But advocates of the new article in the military code say racist and anti-democracy violence deserves special attention in the code.
Such a new article in law would act as a deterrent, they say. The House-passed provision would have targeted not just violent actors but also their supporters and ringleaders. It would also enable better tracking of allegations, prosecutions and convictions for violent extremism in the ranks, the proponents say.
The new law would bar violent actions motivated by certain beliefs and would not unconstitutionally restrict speech, advocates say.
Rash of racism
The problem runs wide in the military, but it is not clear how deep.
Most servicemembers, of course, have no ties to extremism. But the force has been plagued for years with scattered reports of current and former members’ involvement in anti-government or racism-fueled violence.
For example, a PBS report indicated that active-duty personnel participated in the 2017 white supremacist rally in Charlottesville, Va.
In 2019, a Coast Guard officer was charged with amassing an arms stockpile and planning to use it on public officials and media figures.
Last year, an active-duty airman was charged in the fatal shooting of a federal security officer in Oakland; three men with varying ties to the U.S. military will stand trial in March for trying to spark violence at protests in Nevada; and an Army soldier was charged with conspiring with satanic neo-Nazis to kill fellow troops.
Military role in insurrection
Is not yet fully clear how many active-duty servicemembers, reservists and veterans played a role in the Jan. 6 attack on the Capitol. But they appear to have been overrepresented in the mob, given their share of the general population. News reports have indicated that somewhere around a fifth of those charged with offenses committed on that day had military ties. To date, 20 people believed to be veterans and another two military reservists have been charged.
Eugene R. Fidell, a senior research scholar at Yale Law School and adjunct professor at New York University who specializes in military law, said it is not clear yet if any of the Jan. 6 rioters are subject to military law, which applies only to those in the regular force or reservists when they are called to active duty. Whether it also applies to retired regulars is an issue in pending litigation, he added.
But the new provision, if enacted, could have a deterrent effect if the president sets a sufficiently high maximum penalty, he said.
The Pentagon announced earlier this month that a dozen members of the National Guard force that was guarding the Capitol after the riot had to be sent home or were prevented from deploying to Washington because the FBI raised security questions about them, including about affinity for extremist groups.

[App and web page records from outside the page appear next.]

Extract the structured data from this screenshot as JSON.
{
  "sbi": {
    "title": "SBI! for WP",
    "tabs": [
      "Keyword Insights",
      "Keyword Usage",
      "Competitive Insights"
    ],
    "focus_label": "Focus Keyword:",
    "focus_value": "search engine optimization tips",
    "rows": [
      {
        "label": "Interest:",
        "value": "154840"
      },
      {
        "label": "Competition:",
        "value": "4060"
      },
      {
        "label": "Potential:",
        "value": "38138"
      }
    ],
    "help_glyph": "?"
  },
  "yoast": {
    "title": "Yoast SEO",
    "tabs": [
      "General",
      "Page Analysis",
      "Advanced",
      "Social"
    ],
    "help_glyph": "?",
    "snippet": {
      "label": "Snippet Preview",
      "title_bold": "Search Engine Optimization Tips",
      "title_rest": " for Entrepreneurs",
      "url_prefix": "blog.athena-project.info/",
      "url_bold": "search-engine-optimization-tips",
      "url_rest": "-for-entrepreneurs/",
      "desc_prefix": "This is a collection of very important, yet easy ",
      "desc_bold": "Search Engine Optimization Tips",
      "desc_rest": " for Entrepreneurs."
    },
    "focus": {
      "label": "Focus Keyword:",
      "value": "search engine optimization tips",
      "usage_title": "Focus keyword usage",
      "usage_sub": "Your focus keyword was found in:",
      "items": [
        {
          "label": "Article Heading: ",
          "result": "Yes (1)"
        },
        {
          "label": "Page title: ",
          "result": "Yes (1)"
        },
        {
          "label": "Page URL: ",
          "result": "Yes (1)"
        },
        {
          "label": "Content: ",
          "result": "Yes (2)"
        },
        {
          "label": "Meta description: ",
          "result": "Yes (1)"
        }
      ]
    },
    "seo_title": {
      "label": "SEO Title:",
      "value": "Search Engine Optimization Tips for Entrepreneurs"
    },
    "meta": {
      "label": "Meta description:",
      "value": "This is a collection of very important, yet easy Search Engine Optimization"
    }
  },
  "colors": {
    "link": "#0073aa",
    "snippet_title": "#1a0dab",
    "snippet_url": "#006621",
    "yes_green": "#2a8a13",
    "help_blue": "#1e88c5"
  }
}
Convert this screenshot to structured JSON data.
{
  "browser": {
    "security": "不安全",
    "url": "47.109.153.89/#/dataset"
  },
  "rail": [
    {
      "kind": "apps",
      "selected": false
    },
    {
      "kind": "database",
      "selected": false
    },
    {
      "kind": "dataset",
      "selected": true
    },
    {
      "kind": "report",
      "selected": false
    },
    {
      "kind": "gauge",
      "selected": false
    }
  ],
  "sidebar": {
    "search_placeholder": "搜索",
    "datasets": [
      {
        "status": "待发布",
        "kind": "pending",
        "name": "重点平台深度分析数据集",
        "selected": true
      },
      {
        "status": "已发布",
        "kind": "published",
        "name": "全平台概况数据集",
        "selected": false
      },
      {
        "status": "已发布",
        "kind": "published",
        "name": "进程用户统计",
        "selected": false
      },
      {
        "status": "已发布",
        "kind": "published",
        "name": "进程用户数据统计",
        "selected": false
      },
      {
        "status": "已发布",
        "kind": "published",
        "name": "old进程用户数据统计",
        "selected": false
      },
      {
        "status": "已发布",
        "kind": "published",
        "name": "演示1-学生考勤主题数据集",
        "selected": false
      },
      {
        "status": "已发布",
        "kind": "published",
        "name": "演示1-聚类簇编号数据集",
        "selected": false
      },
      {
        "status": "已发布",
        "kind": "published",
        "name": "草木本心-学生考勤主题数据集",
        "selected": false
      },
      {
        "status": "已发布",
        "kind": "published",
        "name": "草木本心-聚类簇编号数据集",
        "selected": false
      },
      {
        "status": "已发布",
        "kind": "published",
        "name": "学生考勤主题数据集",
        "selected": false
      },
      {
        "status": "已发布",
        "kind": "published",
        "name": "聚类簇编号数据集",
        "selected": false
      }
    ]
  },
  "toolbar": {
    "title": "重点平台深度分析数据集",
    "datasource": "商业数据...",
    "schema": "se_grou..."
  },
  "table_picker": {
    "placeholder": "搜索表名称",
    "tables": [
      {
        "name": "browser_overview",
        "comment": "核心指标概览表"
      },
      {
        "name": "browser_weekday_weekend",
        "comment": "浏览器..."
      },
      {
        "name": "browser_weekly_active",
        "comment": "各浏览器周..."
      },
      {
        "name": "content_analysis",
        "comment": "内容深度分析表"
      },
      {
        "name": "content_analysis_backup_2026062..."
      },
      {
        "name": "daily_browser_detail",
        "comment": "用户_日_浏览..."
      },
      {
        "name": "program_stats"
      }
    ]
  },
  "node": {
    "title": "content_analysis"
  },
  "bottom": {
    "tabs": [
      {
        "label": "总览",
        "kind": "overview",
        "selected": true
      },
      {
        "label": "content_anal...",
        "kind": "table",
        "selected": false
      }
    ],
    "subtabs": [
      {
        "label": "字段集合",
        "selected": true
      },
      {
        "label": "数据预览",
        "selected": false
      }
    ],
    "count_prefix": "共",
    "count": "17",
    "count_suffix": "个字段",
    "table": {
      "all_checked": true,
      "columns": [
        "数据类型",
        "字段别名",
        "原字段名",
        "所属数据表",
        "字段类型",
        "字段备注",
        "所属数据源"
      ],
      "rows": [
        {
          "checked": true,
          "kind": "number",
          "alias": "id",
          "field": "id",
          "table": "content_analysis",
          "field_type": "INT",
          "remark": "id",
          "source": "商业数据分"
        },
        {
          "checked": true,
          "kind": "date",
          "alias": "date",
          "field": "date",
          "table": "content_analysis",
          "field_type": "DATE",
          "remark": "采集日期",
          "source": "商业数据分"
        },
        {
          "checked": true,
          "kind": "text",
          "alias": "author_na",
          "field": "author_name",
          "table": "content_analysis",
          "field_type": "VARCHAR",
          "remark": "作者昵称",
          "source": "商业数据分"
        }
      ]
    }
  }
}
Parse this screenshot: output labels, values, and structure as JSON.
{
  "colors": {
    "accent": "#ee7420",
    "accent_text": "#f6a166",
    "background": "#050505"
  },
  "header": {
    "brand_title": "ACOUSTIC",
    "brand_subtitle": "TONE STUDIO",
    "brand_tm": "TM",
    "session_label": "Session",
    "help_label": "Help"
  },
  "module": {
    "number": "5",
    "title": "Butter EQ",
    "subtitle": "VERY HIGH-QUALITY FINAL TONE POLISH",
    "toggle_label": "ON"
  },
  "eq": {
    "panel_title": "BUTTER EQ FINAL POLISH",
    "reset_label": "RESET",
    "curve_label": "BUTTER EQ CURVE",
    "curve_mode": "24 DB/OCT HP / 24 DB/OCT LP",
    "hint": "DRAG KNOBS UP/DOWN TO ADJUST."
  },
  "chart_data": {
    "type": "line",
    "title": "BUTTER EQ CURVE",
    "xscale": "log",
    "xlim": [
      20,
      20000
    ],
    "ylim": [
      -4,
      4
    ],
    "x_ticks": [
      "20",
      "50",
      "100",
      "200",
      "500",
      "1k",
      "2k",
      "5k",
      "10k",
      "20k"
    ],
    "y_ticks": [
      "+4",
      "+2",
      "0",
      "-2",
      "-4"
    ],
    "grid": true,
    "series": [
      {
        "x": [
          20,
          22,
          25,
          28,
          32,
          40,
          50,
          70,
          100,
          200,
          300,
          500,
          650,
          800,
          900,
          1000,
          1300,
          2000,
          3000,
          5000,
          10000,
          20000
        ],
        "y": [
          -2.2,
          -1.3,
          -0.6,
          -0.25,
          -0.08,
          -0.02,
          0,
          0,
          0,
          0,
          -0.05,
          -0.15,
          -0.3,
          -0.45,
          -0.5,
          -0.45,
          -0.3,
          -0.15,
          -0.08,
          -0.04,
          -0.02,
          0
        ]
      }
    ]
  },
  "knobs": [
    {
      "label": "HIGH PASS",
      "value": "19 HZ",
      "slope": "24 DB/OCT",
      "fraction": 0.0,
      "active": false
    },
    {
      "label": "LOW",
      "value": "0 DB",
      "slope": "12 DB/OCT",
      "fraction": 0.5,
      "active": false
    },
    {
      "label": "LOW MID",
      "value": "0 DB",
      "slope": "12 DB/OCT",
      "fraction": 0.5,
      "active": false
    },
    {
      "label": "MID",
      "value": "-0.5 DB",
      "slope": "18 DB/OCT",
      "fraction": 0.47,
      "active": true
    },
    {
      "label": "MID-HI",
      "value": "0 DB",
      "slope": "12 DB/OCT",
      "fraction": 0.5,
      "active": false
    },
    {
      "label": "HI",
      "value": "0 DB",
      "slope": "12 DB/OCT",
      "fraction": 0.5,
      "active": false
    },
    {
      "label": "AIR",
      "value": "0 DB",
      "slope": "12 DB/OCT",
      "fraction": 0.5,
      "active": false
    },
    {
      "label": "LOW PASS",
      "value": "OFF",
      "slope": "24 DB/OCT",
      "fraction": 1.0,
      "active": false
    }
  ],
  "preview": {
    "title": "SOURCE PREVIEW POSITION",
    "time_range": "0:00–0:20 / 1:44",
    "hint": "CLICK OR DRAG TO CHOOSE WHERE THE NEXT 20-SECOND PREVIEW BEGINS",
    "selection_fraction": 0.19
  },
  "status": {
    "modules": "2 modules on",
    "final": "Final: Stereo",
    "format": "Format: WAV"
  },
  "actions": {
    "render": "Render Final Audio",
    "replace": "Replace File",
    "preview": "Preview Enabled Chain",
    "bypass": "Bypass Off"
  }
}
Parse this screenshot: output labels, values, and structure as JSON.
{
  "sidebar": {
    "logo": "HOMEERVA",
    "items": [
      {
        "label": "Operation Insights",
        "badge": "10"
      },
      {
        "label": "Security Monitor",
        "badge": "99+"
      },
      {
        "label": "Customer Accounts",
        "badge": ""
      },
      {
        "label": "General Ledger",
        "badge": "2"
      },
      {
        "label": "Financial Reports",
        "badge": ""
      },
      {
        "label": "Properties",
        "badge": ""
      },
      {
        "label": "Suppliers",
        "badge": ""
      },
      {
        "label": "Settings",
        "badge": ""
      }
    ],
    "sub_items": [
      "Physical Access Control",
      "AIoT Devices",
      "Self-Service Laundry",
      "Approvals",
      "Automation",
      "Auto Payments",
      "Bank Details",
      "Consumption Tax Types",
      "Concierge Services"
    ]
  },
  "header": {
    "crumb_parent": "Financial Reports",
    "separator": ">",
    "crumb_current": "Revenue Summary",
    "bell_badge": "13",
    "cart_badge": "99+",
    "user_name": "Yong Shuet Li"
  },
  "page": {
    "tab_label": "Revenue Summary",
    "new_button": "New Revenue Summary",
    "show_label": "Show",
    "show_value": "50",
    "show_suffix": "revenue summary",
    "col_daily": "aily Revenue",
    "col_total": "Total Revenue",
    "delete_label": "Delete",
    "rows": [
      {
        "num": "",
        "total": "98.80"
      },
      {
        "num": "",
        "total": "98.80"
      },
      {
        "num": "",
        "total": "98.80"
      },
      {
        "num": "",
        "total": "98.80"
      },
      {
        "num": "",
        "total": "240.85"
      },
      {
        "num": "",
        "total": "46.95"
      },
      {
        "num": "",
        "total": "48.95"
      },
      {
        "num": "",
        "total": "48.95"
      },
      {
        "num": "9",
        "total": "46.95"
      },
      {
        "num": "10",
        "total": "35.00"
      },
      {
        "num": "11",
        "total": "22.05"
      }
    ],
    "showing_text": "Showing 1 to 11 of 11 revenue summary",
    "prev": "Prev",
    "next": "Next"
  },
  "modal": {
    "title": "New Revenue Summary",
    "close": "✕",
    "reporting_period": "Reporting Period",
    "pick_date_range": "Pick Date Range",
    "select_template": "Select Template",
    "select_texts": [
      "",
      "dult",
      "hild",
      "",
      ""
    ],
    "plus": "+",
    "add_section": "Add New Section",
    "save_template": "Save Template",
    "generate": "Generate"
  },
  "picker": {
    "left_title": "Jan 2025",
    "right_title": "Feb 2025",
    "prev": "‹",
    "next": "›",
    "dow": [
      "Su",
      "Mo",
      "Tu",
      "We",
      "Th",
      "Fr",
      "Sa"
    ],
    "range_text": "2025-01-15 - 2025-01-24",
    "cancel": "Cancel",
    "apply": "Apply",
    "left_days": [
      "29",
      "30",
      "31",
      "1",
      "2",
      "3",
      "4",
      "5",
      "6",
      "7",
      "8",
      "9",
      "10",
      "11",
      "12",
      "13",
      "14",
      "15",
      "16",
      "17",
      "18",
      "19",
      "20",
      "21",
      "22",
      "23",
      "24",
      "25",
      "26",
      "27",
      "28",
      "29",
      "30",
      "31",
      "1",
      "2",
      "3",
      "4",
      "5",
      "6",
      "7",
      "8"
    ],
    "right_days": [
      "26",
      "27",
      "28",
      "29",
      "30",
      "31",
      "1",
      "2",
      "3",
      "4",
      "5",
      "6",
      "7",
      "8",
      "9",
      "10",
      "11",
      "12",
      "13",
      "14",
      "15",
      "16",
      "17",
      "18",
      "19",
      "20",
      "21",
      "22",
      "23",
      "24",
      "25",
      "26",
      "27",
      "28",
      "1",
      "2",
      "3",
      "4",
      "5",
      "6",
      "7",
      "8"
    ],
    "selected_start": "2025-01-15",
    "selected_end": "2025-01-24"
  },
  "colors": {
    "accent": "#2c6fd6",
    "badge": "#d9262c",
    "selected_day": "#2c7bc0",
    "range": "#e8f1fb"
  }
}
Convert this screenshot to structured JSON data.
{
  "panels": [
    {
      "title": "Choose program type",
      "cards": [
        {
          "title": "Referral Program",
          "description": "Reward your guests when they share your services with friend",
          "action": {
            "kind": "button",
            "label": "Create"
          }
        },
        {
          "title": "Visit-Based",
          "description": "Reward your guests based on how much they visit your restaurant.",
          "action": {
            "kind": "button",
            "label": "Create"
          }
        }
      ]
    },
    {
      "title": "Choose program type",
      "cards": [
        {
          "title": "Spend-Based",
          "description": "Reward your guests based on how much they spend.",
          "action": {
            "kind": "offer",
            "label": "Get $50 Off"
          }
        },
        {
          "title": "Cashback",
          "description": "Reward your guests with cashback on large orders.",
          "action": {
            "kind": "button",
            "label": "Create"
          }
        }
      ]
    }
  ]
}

Speier, meanwhile, wrote a Jan. 29 letter to Biden, Austin and Director of National Intelligence Avril Haines urging them to require screening the social media posts of military recruits and applicants for security clearances in order to discover signs of extremist sympathies.
The U.S. government’s approach, Speier wrote, is “insufficient to the threat.”